Getting around to working on more of my images from Blackwater National Wildlife Refuge. Here are some of the Tundra Swans we saw at the refuge. Most of the time they were far out in pools along the Wildlife Drive. But occasionally we saw some fly by giving us an opportunity for some flight shots. These were on an overcast grayish blue sky day. The higher up the Swans were flying seemed to be a little bluer sky. Because of the gray day I had to raise my ISO higher than I usually use to get a shutter speed fast enough to stop the wing movement.
Pair of Tundra Swans in Flight – 400mm, 1.4x teleconverter
Higher Flight of Tundra Swans – 400mm, 1.4x teleconverter

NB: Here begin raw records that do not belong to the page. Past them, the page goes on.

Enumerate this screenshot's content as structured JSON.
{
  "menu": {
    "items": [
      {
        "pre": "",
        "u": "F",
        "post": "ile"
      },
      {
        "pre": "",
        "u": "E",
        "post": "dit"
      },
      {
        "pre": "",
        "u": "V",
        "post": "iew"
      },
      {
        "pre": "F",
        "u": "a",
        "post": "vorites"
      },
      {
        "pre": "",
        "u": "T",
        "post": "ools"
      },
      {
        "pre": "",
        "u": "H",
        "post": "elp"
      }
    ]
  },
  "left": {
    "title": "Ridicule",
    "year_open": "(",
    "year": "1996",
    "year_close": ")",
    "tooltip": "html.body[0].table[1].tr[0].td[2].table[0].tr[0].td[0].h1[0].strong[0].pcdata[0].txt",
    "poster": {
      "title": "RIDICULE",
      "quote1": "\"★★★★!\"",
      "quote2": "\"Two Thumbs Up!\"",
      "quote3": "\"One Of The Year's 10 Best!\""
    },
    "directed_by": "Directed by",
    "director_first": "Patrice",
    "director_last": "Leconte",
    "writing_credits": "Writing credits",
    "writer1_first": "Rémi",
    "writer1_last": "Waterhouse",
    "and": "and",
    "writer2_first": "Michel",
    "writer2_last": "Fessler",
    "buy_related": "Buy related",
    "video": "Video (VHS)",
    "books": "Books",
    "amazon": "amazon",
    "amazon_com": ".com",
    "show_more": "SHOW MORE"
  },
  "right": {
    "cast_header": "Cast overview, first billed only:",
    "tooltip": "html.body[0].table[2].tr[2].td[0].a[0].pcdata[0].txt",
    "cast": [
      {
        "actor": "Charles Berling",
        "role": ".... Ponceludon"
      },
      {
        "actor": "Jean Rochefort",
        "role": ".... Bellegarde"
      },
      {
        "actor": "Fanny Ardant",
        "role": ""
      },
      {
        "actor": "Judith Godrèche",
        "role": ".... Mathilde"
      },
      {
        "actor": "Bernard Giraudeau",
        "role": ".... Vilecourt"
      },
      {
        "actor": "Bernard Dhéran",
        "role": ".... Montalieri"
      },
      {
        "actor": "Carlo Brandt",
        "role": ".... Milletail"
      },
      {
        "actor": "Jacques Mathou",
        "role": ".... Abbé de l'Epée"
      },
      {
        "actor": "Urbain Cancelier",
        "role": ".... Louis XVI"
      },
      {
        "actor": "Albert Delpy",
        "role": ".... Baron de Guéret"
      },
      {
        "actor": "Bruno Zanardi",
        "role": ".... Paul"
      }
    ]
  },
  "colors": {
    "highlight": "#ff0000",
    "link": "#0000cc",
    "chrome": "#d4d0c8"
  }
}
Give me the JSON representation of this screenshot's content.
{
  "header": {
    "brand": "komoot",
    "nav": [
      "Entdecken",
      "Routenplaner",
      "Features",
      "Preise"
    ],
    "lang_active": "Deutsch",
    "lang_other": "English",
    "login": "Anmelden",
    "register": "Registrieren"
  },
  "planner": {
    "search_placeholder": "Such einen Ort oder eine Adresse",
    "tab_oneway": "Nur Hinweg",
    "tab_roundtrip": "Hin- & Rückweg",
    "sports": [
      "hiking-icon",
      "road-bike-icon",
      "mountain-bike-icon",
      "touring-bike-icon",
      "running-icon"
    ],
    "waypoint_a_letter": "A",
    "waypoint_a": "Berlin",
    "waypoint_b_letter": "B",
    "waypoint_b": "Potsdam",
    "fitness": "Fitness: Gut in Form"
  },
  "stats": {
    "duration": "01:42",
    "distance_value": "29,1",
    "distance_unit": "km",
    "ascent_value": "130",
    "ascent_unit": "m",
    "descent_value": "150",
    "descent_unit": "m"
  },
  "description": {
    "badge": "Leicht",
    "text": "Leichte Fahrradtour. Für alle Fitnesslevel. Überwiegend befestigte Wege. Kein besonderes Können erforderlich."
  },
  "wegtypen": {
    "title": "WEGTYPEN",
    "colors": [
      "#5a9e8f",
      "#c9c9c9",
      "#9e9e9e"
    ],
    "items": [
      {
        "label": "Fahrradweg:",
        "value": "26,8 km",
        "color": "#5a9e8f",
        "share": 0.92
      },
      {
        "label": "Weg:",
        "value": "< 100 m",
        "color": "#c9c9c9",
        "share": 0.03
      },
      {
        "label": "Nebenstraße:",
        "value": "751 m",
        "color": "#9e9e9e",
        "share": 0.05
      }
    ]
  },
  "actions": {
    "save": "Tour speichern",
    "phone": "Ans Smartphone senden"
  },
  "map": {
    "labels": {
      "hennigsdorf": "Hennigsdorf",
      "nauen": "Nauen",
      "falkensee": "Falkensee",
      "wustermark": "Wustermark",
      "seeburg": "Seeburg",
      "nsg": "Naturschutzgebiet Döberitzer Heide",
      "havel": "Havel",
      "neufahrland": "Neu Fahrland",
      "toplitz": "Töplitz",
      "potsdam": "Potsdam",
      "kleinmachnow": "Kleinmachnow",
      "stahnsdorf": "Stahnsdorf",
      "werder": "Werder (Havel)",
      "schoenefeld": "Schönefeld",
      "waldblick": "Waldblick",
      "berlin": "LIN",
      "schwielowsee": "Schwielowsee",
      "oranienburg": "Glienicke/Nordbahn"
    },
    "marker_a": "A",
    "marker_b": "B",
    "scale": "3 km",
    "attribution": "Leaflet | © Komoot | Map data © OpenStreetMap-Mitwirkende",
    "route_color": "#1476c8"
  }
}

When we were at the Edwin B. Forsythe National Wildlife Refuge in New Jersey, photographing the large groups of Snow Geese, this group of Tundra Swans flew by. Unfortunately all the large groups of Snow Geese and Tundra Swans were very, very far out in the water. Usually you see multiple large groups of Snow Geese taking flight. On this trip there were a few flying in and out, but no large groups taking off all at once. It was still nice to get out and take some photos.
A group of Tundra Swans flying off after a large group of Snow Geese took off in mass, disturbing the Swans that were off to the side of the Snow Geese at the Blackwater National Wildlife Refuge. The Swans took off and flew to an area farther away from the Snow Geese where it was quieter.
There was quite a bit of photo opportunities with the Tundra Swans also at Blackwater NWR. It is a very large refuge, but most of the photo ops for large groups of birds, either on the ground, in the water or flying are along the Wildlife Drive or Tubman Trail. They frown on stopping on any of the public roads within the Refuge. We sometimes ride through just because you can usually see quite a few Eagle nests from the road. There are many trails, but have limited sky views because of the thick concentration of trees. The refuge includes more than 28,000 acres of rich tidal marsh, mixed hardwood and loblolly pine forests, managed freshwater wetlands and croplands. There are also a couple of boat launching paved areas off the main roads in the Refuge with views of trees off in the distance that Eagles roost in. If you wait there you might get a few somewhat close flybys, but it usually takes a while. Or if you have really long lenses (800mm with teleconverters) you might get some shots in the trees. At this time of year, if you are lucky or have long lenses, you might see the small group of American White Pelicans flying. Usually they are just in a small group floating in the water fairly far out. Most people probably would not notice them. In the warmer months there are larger numbers.
It is interesting to see the different wing patterns/positions as a small group fly by. If close enough the sound of there wings flapping is really cool!